**Problem statement**
Could you print the full listing below, keeping each line identical?

= = =

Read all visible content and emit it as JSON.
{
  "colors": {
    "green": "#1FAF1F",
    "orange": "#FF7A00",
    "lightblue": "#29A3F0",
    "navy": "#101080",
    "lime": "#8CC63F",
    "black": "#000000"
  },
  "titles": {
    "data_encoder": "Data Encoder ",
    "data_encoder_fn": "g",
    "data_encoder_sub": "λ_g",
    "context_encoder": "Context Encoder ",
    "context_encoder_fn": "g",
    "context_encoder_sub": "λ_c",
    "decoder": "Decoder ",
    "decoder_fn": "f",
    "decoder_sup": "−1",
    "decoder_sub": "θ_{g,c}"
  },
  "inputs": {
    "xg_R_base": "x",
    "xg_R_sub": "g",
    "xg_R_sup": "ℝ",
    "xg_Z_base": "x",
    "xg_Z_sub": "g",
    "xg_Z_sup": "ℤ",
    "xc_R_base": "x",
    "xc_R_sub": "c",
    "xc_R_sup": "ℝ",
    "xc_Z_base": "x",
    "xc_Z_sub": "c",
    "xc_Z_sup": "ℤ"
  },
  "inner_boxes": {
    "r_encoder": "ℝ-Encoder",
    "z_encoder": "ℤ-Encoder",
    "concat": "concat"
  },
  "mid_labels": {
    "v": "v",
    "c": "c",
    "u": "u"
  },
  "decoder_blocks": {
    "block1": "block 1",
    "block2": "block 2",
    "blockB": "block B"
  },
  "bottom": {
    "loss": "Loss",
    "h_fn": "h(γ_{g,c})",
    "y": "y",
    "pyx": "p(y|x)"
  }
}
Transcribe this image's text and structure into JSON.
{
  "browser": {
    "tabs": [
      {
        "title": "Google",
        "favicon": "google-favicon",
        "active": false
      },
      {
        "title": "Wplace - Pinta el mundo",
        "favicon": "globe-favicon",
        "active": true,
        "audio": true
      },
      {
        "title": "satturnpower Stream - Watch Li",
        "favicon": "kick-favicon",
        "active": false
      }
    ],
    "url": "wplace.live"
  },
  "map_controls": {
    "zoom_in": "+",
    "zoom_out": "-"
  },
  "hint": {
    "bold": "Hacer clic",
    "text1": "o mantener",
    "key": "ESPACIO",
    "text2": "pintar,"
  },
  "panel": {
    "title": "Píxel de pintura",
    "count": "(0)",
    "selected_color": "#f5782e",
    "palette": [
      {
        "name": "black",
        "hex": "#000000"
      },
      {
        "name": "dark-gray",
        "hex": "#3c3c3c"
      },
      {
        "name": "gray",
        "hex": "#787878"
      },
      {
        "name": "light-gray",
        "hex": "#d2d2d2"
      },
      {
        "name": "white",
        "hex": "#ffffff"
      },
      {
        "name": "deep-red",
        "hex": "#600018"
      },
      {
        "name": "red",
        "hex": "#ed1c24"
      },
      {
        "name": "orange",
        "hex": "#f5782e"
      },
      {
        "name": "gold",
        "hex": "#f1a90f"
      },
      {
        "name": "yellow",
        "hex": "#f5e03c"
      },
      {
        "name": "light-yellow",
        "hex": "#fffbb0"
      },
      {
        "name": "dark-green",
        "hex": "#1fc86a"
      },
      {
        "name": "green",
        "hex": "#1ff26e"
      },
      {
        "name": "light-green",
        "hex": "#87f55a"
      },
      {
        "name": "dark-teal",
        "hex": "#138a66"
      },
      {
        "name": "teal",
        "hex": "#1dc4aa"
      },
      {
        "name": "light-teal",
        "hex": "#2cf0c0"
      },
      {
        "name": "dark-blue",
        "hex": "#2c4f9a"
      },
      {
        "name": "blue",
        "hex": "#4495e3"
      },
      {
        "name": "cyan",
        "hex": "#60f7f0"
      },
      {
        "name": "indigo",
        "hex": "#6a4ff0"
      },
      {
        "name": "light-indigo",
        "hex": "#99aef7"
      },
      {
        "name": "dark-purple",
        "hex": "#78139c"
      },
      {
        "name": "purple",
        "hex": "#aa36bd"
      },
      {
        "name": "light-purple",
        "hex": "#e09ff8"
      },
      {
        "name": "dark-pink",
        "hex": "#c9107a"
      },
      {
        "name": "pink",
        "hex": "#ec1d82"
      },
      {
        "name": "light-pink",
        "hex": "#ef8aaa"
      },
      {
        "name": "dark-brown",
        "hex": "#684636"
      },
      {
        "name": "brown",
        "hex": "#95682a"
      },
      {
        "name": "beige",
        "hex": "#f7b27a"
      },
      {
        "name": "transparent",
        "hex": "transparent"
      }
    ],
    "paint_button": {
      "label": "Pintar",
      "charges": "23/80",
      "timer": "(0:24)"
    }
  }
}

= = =

**Answer below**
Read all visible content and emit it as JSON.
{
  "colors": {
    "green": "#1FAF1F",
    "orange": "#FF7A00",
    "lightblue": "#29A3F0",
    "navy": "#101080",
    "lime": "#8CC63F",
    "black": "#000000"
  },
  "titles": {
    "data_encoder": "Data Encoder ",
    "data_encoder_fn": "g",
    "data_encoder_sub": "λ_g",
    "context_encoder": "Context Encoder ",
    "context_encoder_fn": "g",
    "context_encoder_sub": "λ_c",
    "decoder": "Decoder ",
    "decoder_fn": "f",
    "decoder_sup": "−1",
    "decoder_sub": "θ_{g,c}"
  },
  "inputs": {
    "xg_R_base": "x",
    "xg_R_sub": "g",
    "xg_R_sup": "ℝ",
    "xg_Z_base": "x",
    "xg_Z_sub": "g",
    "xg_Z_sup": "ℤ",
    "xc_R_base": "x",
    "xc_R_sub": "c",
    "xc_R_sup": "ℝ",
    "xc_Z_base": "x",
    "xc_Z_sub": "c",
    "xc_Z_sup": "ℤ"
  },
  "inner_boxes": {
    "r_encoder": "ℝ-Encoder",
    "z_encoder": "ℤ-Encoder",
    "concat": "concat"
  },
  "mid_labels": {
    "v": "v",
    "c": "c",
    "u": "u"
  },
  "decoder_blocks": {
    "block1": "block 1",
    "block2": "block 2",
    "blockB": "block B"
  },
  "bottom": {
    "loss": "Loss",
    "h_fn": "h(γ_{g,c})",
    "y": "y",
    "pyx": "p(y|x)"
  }
}
Transcribe this image's text and structure into JSON.
{
  "browser": {
    "tabs": [
      {
        "title": "Google",
        "favicon": "google-favicon",
        "active": false
      },
      {
        "title": "Wplace - Pinta el mundo",
        "favicon": "globe-favicon",
        "active": true,
        "audio": true
      },
      {
        "title": "satturnpower Stream - Watch Li",
        "favicon": "kick-favicon",
        "active": false
      }
    ],
    "url": "wplace.live"
  },
  "map_controls": {
    "zoom_in": "+",
    "zoom_out": "-"
  },
  "hint": {
    "bold": "Hacer clic",
    "text1": "o mantener",
    "key": "ESPACIO",
    "text2": "pintar,"
  },
  "panel": {
    "title": "Píxel de pintura",
    "count": "(0)",
    "selected_color": "#f5782e",
    "palette": [
      {
        "name": "black",
        "hex": "#000000"
      },
      {
        "name": "dark-gray",
        "hex": "#3c3c3c"
      },
      {
        "name": "gray",
        "hex": "#787878"
      },
      {
        "name": "light-gray",
        "hex": "#d2d2d2"
      },
      {
        "name": "white",
        "hex": "#ffffff"
      },
      {
        "name": "deep-red",
        "hex": "#600018"
      },
      {
        "name": "red",
        "hex": "#ed1c24"
      },
      {
        "name": "orange",
        "hex": "#f5782e"
      },
      {
        "name": "gold",
        "hex": "#f1a90f"
      },
      {
        "name": "yellow",
        "hex": "#f5e03c"
      },
      {
        "name": "light-yellow",
        "hex": "#fffbb0"
      },
      {
        "name": "dark-green",
        "hex": "#1fc86a"
      },
      {
        "name": "green",
        "hex": "#1ff26e"
      },
      {
        "name": "light-green",
        "hex": "#87f55a"
      },
      {
        "name": "dark-teal",
        "hex": "#138a66"
      },
      {
        "name": "teal",
        "hex": "#1dc4aa"
      },
      {
        "name": "light-teal",
        "hex": "#2cf0c0"
      },
      {
        "name": "dark-blue",
        "hex": "#2c4f9a"
      },
      {
        "name": "blue",
        "hex": "#4495e3"
      },
      {
        "name": "cyan",
        "hex": "#60f7f0"
      },
      {
        "name": "indigo",
        "hex": "#6a4ff0"
      },
      {
        "name": "light-indigo",
        "hex": "#99aef7"
      },
      {
        "name": "dark-purple",
        "hex": "#78139c"
      },
      {
        "name": "purple",
        "hex": "#aa36bd"
      },
      {
        "name": "light-purple",
        "hex": "#e09ff8"
      },
      {
        "name": "dark-pink",
        "hex": "#c9107a"
      },
      {
        "name": "pink",
        "hex": "#ec1d82"
      },
      {
        "name": "light-pink",
        "hex": "#ef8aaa"
      },
      {
        "name": "dark-brown",
        "hex": "#684636"
      },
      {
        "name": "brown",
        "hex": "#95682a"
      },
      {
        "name": "beige",
        "hex": "#f7b27a"
      },
      {
        "name": "transparent",
        "hex": "transparent"
      }
    ],
    "paint_button": {
      "label": "Pintar",
      "charges": "23/80",
      "timer": "(0:24)"
    }
  }
}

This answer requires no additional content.